Jesus says an interesting thing to the royal official with the sick son. When the official begs Jesus to come and heal his son, Jesus tells him, "Unless you people see miraculous signs and wonders, you will never believe" (48). That seems a bit harsh, and I can picture the official thinking, "I don't want to see miraculous signs and wonders for their own sake; I want my son to be healed! I couldn't care less about just seeing miraculous signs!" I don't know quite what to make of it, but two things did occur to me. One, this response continues the character of John's Jesus as a somewhat harsh, defensive figure. So far, Jesus has wreaked havoc on the temple, chastised Nicodemus for being so blind, and fussed at this royal official. It also shows that Jesus' chief concern is not physical healing but the belief of the people. As Jesus makes clear with the healing of the paralytic, the purpose of the physical healing is to highlight the possibility of spiritual healing. And so, His chief concern is not for this boy's life, but for spiritual life for all the witnesses. That makes sense, in light of an eternal perspective that says we are saved by belief in Jesus. I also like to keep in mind, though, that Jesus does some things out of sheer compassion, as when he raised the widow's son from the dead.
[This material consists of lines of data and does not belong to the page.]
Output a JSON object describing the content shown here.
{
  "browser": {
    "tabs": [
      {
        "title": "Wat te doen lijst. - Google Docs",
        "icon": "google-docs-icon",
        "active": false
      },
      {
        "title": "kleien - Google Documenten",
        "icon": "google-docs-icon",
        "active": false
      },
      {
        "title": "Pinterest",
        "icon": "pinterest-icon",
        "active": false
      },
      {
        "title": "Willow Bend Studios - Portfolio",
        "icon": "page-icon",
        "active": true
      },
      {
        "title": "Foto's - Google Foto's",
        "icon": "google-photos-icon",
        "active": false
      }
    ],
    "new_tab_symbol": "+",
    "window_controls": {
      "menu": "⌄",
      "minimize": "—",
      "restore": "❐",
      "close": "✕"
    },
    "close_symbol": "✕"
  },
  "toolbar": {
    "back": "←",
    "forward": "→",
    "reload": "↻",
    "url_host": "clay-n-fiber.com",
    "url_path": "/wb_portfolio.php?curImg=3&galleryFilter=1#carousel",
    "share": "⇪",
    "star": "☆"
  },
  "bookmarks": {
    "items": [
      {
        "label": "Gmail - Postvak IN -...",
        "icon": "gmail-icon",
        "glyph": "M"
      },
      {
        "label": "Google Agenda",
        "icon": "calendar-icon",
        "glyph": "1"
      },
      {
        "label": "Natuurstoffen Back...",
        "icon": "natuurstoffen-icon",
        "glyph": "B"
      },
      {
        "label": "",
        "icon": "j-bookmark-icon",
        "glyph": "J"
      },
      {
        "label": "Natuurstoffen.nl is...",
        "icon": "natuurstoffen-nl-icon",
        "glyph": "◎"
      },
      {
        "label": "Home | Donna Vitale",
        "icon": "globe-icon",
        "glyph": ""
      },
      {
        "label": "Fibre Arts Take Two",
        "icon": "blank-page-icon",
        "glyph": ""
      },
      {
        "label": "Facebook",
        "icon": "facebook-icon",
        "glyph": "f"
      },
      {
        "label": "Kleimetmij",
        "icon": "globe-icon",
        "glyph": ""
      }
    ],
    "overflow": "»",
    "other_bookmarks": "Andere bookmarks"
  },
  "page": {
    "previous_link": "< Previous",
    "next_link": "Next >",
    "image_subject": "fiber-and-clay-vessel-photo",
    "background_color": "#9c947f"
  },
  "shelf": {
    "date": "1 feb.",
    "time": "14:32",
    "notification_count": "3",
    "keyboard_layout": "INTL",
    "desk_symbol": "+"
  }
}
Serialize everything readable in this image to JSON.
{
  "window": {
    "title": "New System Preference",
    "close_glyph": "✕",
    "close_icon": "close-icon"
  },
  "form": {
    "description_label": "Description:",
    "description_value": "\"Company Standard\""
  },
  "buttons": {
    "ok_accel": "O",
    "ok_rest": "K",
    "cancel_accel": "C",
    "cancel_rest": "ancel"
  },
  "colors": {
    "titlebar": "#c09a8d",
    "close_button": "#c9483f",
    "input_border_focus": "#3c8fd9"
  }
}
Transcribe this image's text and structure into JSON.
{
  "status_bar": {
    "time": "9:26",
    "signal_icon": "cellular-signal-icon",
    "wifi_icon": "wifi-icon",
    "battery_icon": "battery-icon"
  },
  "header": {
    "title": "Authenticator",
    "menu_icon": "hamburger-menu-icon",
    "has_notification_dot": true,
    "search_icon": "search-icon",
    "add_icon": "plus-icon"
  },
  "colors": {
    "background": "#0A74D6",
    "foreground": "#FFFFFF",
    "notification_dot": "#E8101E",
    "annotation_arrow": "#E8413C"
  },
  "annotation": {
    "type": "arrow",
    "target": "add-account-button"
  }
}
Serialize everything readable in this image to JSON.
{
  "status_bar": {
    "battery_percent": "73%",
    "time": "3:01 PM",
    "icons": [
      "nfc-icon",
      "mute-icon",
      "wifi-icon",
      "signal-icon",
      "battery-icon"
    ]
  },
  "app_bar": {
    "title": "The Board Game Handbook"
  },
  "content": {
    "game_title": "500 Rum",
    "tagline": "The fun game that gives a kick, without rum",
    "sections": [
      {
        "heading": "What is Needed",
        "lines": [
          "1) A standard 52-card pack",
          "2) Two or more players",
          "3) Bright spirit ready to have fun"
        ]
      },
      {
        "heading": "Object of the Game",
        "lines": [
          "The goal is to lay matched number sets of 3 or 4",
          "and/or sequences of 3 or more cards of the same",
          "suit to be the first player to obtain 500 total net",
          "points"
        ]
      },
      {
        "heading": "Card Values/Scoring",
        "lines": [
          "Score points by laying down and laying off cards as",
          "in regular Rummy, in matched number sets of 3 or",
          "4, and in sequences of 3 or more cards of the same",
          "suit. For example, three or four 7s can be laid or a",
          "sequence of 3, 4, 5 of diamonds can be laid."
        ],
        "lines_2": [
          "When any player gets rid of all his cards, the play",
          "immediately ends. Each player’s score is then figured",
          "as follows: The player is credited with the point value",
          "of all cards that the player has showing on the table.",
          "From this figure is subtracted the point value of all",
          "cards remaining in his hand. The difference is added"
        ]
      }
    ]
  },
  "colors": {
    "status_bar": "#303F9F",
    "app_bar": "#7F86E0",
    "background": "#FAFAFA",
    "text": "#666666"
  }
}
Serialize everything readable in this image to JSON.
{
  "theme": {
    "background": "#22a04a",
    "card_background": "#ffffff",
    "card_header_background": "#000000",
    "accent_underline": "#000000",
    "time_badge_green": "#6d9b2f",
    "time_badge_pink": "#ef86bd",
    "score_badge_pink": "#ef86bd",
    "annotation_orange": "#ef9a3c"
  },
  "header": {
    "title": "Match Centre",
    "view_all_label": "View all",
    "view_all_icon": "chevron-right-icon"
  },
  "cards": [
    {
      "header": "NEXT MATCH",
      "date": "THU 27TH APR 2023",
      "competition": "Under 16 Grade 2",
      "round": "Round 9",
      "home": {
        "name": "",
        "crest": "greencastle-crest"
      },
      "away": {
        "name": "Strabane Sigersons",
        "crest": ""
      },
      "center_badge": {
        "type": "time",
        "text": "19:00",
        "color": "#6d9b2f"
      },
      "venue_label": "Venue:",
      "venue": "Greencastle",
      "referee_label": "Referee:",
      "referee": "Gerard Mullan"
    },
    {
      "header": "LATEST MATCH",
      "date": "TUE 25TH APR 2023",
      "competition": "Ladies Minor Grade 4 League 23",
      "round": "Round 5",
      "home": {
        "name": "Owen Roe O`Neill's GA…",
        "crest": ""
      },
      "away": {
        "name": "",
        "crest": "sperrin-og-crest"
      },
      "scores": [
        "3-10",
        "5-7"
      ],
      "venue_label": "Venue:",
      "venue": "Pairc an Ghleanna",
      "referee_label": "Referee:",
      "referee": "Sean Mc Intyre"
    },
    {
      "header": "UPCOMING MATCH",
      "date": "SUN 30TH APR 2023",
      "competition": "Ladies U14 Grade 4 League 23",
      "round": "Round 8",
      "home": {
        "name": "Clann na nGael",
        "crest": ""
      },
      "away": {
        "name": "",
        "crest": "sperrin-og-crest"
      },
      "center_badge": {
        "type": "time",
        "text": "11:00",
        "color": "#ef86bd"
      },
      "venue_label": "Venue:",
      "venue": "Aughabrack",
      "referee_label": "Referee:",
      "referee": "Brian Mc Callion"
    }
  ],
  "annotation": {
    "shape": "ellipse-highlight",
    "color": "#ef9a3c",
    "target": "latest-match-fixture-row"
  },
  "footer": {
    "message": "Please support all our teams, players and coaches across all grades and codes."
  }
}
Psalm 105: 16-36
The opening verses of this psalm say, "Give thanks to the Lord, call on his name; make known among the nations what he has done. Sing to him, sing praise to him; tell of all his wonderful acts" (1-2). That is exactly what the psalmist is doing in the portion we read today. In these verses, God's sovereignty and omnipotence is highlighted. There is really nothing pleasant in what the psalmist recounts. The two main themes are suffering and God's control. The psalmist makes it clear that God orchestrated all that happened. Depending on your viewpoint, that can be a horrific thing or a comforting thing. It can be horrific if you don't trust God or if you rely on your own perception of good and bad. But if you do trust that God has a vision and a plan beyond our understanding, it is comforting to think that He is in control of all things, including the bad.
I love the idea of our fear of the Lord being a refuge for our children and a fountain of life.